In Letters to Buriram (2019), Minwook Oh invites us to reflect upon tales from the war. Through letters that never reached its end, into militarized statues of gods in uniform. The events depicted in this film encourage us to imagine the Asian Pacific War beyond known history.
Written texts aside, narratives from the war were cemented between the bricks forming the city. Case in point, a towering structure in the heart of the city, when viewed from an alternate angle, is contrasted with a nearby coast. However, as we peek closer and seep into its ground, a trench sprawls deep beneath the structure.
Each cut and sequence from Letters to Buriram (2019) is a visual manifestation of Minwook’s perspective towards war, the casualties, and historical narratives surrounding the Asian Pacific War in general. Throughout the film, he carries out various cinematic experiments, from the ghastly camera movements hovering through the underground trenches, juxtaposed images and sound, to the symbolic depiction of a child’s longingness for her mother.
One of the methods Minwook uses to embed emotion is through stark juxtapositions of images and sounds. Conflict is displayed in a contrasting manner. This is visible through his depiction of Japan. The city’s bustling crowd is linked to a demonstration towards the Japanese Emperor, as a tourist climbs atop the Hachiko’s statue. On another occasion, Minwook displays a peaceful imagery of Japan. The way Japan is usually portrayed, with its neat burial complex and aesthetical Zen gardens. Minwook deliberately positions himself in reinterpreting historical archives. Specifically, histories regarding the war in Korea, Taiwan, China, and Japan.

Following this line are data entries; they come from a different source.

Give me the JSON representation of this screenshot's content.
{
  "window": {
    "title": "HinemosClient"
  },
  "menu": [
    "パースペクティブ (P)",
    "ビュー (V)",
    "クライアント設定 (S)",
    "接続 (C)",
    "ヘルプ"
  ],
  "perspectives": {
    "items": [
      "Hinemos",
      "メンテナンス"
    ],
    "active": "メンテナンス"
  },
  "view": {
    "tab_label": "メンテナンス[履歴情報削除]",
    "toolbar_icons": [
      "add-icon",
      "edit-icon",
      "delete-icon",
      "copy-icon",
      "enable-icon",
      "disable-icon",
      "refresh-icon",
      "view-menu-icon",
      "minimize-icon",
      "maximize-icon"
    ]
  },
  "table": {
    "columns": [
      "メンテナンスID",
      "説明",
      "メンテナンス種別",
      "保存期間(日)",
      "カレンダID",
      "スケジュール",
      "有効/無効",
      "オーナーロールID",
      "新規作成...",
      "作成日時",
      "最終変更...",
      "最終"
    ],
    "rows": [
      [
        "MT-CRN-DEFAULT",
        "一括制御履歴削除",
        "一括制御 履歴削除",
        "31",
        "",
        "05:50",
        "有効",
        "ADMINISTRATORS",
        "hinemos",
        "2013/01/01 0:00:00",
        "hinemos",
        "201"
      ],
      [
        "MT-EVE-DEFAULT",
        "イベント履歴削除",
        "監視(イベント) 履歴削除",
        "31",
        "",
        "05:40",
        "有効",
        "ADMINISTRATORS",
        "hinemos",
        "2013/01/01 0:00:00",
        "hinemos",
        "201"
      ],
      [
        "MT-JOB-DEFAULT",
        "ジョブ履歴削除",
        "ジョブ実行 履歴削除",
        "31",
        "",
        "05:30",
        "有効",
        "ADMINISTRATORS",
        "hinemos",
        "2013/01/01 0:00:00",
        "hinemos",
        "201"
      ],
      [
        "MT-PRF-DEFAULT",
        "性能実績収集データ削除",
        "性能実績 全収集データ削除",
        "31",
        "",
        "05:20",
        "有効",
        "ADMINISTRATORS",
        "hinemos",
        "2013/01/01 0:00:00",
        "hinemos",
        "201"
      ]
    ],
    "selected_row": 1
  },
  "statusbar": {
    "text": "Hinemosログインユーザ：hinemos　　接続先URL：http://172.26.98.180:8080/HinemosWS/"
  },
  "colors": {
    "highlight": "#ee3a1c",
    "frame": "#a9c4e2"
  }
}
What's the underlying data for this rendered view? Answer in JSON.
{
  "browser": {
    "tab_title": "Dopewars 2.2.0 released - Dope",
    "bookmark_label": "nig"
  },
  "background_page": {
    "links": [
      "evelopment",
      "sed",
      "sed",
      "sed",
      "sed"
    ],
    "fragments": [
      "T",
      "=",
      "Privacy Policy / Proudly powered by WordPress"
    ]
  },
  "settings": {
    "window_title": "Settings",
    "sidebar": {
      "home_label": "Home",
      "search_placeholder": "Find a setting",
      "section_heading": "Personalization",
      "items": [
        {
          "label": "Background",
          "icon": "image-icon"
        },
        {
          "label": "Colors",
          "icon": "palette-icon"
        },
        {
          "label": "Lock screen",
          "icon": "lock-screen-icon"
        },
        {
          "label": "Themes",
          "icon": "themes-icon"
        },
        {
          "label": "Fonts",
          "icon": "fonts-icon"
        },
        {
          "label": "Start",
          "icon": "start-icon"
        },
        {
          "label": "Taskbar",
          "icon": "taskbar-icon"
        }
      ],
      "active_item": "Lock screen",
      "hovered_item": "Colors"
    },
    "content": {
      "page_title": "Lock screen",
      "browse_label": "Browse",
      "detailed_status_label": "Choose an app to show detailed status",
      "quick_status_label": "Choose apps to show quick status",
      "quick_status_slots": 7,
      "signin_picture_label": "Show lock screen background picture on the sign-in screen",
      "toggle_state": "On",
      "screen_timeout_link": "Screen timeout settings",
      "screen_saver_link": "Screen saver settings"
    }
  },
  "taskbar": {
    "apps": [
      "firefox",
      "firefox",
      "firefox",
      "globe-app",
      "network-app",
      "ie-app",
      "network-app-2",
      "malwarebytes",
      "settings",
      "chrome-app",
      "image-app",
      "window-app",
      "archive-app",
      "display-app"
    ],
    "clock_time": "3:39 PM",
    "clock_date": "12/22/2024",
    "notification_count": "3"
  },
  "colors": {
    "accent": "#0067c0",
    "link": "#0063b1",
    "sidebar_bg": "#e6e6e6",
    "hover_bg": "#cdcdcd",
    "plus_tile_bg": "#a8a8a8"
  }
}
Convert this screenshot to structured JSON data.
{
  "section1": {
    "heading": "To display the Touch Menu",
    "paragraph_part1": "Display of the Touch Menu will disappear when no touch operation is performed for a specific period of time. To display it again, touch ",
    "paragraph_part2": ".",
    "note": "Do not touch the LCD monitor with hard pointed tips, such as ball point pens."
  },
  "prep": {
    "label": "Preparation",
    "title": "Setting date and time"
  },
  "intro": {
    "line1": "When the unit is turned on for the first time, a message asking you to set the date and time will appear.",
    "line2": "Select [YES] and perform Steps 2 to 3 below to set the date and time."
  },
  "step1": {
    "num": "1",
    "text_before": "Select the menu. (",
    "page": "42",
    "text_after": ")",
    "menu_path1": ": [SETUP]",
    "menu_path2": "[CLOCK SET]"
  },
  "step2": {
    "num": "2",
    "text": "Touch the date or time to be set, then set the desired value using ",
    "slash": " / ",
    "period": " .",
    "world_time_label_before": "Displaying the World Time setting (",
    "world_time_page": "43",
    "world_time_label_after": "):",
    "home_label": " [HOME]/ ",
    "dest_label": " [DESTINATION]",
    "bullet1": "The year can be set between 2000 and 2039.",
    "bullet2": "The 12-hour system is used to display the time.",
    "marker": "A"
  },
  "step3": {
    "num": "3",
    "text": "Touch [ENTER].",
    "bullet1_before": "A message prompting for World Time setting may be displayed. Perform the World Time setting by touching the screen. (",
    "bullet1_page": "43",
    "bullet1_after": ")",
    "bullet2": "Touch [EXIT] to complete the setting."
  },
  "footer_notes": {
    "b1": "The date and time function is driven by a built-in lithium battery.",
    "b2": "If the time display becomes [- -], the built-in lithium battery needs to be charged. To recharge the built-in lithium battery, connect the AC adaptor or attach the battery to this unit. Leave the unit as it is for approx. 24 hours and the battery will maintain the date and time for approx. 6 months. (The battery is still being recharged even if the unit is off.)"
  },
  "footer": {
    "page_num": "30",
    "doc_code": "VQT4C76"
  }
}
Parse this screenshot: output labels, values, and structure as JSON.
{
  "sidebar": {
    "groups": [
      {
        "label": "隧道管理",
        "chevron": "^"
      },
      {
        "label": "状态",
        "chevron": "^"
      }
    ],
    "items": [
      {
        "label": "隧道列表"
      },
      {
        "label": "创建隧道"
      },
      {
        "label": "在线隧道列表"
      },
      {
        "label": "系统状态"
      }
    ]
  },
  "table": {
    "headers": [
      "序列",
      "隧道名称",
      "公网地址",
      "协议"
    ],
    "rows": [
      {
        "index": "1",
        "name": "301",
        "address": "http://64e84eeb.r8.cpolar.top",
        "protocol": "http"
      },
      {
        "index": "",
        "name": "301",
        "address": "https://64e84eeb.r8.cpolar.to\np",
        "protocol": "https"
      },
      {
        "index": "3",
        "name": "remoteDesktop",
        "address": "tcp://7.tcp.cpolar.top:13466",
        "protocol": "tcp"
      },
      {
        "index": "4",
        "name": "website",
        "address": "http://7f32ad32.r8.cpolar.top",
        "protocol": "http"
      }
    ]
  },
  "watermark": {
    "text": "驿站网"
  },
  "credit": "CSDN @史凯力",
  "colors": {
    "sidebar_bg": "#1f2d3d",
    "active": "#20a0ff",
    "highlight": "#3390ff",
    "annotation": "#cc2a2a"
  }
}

Minwook questions the common historical account told mostly from a militaristic perspective. That being said, the treatment of this documentary is not meant for advocacy. In a film discussion themed Nggaer Film, Njogo Kampung (2016), Dyna Herlina explains that an advocacy film works as a tool to address issues from the creator’s analytical point of view for campaigning. By directing the audience to act upon an issue, he/she liberates them.
As an audience, I find that certain portrayals in this film reflect the creator’s highly subjective standpoint. As seen through the piled-up casualties in the sea, woven with the statement: “Humans are victims of the war” (Oh, 2019).
Besides questioning the common history, I also see Minwook’s intention to critique the desire for control. Whether it’s shown through his religious, cultural, and state narratives.
Each event woven in Letters to Buriram (2019) all boil down to one question, “Are tales from the war always as tense as soldier’s marching and military combat drills?”
Written by Annisa Rachmatika
Translated by Lintang Jelita Anjani